You can definitely take a small character on just what they’re saying or what’s going on in the scene and you kind of come up with some sort of storyline for the character, and if it’s a small role in the show like Orange is the New Black, there is so much you can do with that, even a small role. Maybe it’s something behind their eyes – you catch a glimpse of their character and where they come from. But you’re not really gonna know their backstory. And there are so many small characters in the show that you want to know more about them. Because they’re writing these characters that are really interesting, and you want to know more, and it’s just really – you just do work. Doesn’t matter how small the role.

Is there anyone whose career path you look up to? Who inspires you?

“There’s a lot of opportunity to create your own work. I feel like our voices are being heard.”

In terms of the newer actresses working now, I would have to say Gina Rodriguez [from Jane the Virgin] is one of them. Not only is she a wonderful actress, but she also speaks up about what she believes. And we see her. We see her in her speeches. If something’s going on, she speaks about it on social media. Very admirable. And very similar to how I am. That’s someone that a lot of girls can look up to; they’re seeing these different actresses now getting these lead roles and it’s just really inspiring.

What is the biggest challenge still facing Latina actresses today?
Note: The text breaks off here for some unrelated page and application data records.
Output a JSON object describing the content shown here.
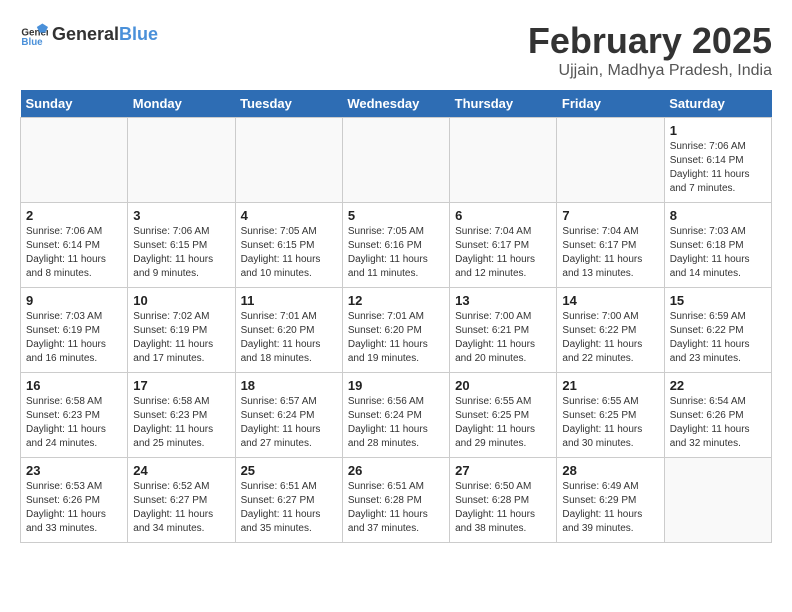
{
  "header": {
    "logo_general": "General",
    "logo_blue": "Blue",
    "title": "February 2025",
    "subtitle": "Ujjain, Madhya Pradesh, India"
  },
  "calendar": {
    "days_of_week": [
      "Sunday",
      "Monday",
      "Tuesday",
      "Wednesday",
      "Thursday",
      "Friday",
      "Saturday"
    ],
    "weeks": [
      [
        {
          "day": "",
          "info": ""
        },
        {
          "day": "",
          "info": ""
        },
        {
          "day": "",
          "info": ""
        },
        {
          "day": "",
          "info": ""
        },
        {
          "day": "",
          "info": ""
        },
        {
          "day": "",
          "info": ""
        },
        {
          "day": "1",
          "info": "Sunrise: 7:06 AM\nSunset: 6:14 PM\nDaylight: 11 hours and 7 minutes."
        }
      ],
      [
        {
          "day": "2",
          "info": "Sunrise: 7:06 AM\nSunset: 6:14 PM\nDaylight: 11 hours and 8 minutes."
        },
        {
          "day": "3",
          "info": "Sunrise: 7:06 AM\nSunset: 6:15 PM\nDaylight: 11 hours and 9 minutes."
        },
        {
          "day": "4",
          "info": "Sunrise: 7:05 AM\nSunset: 6:15 PM\nDaylight: 11 hours and 10 minutes."
        },
        {
          "day": "5",
          "info": "Sunrise: 7:05 AM\nSunset: 6:16 PM\nDaylight: 11 hours and 11 minutes."
        },
        {
          "day": "6",
          "info": "Sunrise: 7:04 AM\nSunset: 6:17 PM\nDaylight: 11 hours and 12 minutes."
        },
        {
          "day": "7",
          "info": "Sunrise: 7:04 AM\nSunset: 6:17 PM\nDaylight: 11 hours and 13 minutes."
        },
        {
          "day": "8",
          "info": "Sunrise: 7:03 AM\nSunset: 6:18 PM\nDaylight: 11 hours and 14 minutes."
        }
      ],
      [
        {
          "day": "9",
          "info": "Sunrise: 7:03 AM\nSunset: 6:19 PM\nDaylight: 11 hours and 16 minutes."
        },
        {
          "day": "10",
          "info": "Sunrise: 7:02 AM\nSunset: 6:19 PM\nDaylight: 11 hours and 17 minutes."
        },
        {
          "day": "11",
          "info": "Sunrise: 7:01 AM\nSunset: 6:20 PM\nDaylight: 11 hours and 18 minutes."
        },
        {
          "day": "12",
          "info": "Sunrise: 7:01 AM\nSunset: 6:20 PM\nDaylight: 11 hours and 19 minutes."
        },
        {
          "day": "13",
          "info": "Sunrise: 7:00 AM\nSunset: 6:21 PM\nDaylight: 11 hours and 20 minutes."
        },
        {
          "day": "14",
          "info": "Sunrise: 7:00 AM\nSunset: 6:22 PM\nDaylight: 11 hours and 22 minutes."
        },
        {
          "day": "15",
          "info": "Sunrise: 6:59 AM\nSunset: 6:22 PM\nDaylight: 11 hours and 23 minutes."
        }
      ],
      [
        {
          "day": "16",
          "info": "Sunrise: 6:58 AM\nSunset: 6:23 PM\nDaylight: 11 hours and 24 minutes."
        },
        {
          "day": "17",
          "info": "Sunrise: 6:58 AM\nSunset: 6:23 PM\nDaylight: 11 hours and 25 minutes."
        },
        {
          "day": "18",
          "info": "Sunrise: 6:57 AM\nSunset: 6:24 PM\nDaylight: 11 hours and 27 minutes."
        },
        {
          "day": "19",
          "info": "Sunrise: 6:56 AM\nSunset: 6:24 PM\nDaylight: 11 hours and 28 minutes."
        },
        {
          "day": "20",
          "info": "Sunrise: 6:55 AM\nSunset: 6:25 PM\nDaylight: 11 hours and 29 minutes."
        },
        {
          "day": "21",
          "info": "Sunrise: 6:55 AM\nSunset: 6:25 PM\nDaylight: 11 hours and 30 minutes."
        },
        {
          "day": "22",
          "info": "Sunrise: 6:54 AM\nSunset: 6:26 PM\nDaylight: 11 hours and 32 minutes."
        }
      ],
      [
        {
          "day": "23",
          "info": "Sunrise: 6:53 AM\nSunset: 6:26 PM\nDaylight: 11 hours and 33 minutes."
        },
        {
          "day": "24",
          "info": "Sunrise: 6:52 AM\nSunset: 6:27 PM\nDaylight: 11 hours and 34 minutes."
        },
        {
          "day": "25",
          "info": "Sunrise: 6:51 AM\nSunset: 6:27 PM\nDaylight: 11 hours and 35 minutes."
        },
        {
          "day": "26",
          "info": "Sunrise: 6:51 AM\nSunset: 6:28 PM\nDaylight: 11 hours and 37 minutes."
        },
        {
          "day": "27",
          "info": "Sunrise: 6:50 AM\nSunset: 6:28 PM\nDaylight: 11 hours and 38 minutes."
        },
        {
          "day": "28",
          "info": "Sunrise: 6:49 AM\nSunset: 6:29 PM\nDaylight: 11 hours and 39 minutes."
        },
        {
          "day": "",
          "info": ""
        }
      ]
    ]
  }
}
I have seen the difference from just six years ago to now in terms of the roles that are being offered. It’s definitely not where it should be. Everybody should be represented equally. So it’s definitely a work in progress, and I think it’s slowly getting there. In terms of challenges, I remember when I started, I felt like there were technically no roles in terms of my type. That was something that made me feel down from time to time, but I was gonna keep going anyway and now I’m glad I did, because all these things are happening, and people are creating their own work, and there are so many opportunities and possibilities in terms of YouTube, web series, and all that. Like [the fact that] Broad City that can get picked up. There’s a lot of opportunity to create your own work, but at the same time, I feel like our voices are being heard. That’s what’s really exciting. All of us just need to keep on working on our craft and putting ourselves out there; it’s only gonna be better for us.

I saw a clip of you singing “Breathe” from Lin-Manuel Miranda’s In the Heights; is Broadway something you aspire to pursue in the future?

“There are opportunities out there but you really need people like Lin-Manuel to write these shows.”

Well, I graduated with a theater degree so after college I pursued theater and I was in an Off-Broadway show called Platanos y Collard Greens for four years – and they’re still on, they’ve been on for a really long time. And during that I was pursuing Broadway. I love to sing, but I feel like there was a time, a transition in my life, when I was like, “You know what? Let me go for TV. Let me go for film. Let me push myself.” And Broadway is definitely something that I would love to do. So if an opportunity presents itself, absolutely! But when I was pursuing it, I felt like there [were] limited roles as well for Latinas. And it’s not to say there weren’t opportunities. You know, we had Mandy Gonzalez playing Elphaba in Wicked. And another Dominican actress, Mariand Torres, was also in Wicked and she was going on tour.

So there are opportunities out there but you really need people like Lin-Manuel to write these shows. Now he has Hamilton and it’s such a wonderful show and the cast is diverse and I feel like everybody’s loving it. It’s showing that it doesn’t matter what race you are. We can all relate to being human and we can all take different roles. I mean Hamilton wasn’t Puerto Rican, but he can be played by a Puerto Rican now! It’s about opening these doors and just pushing, keep moving, keep trying. Doing everything you can do to be seen. Be heard.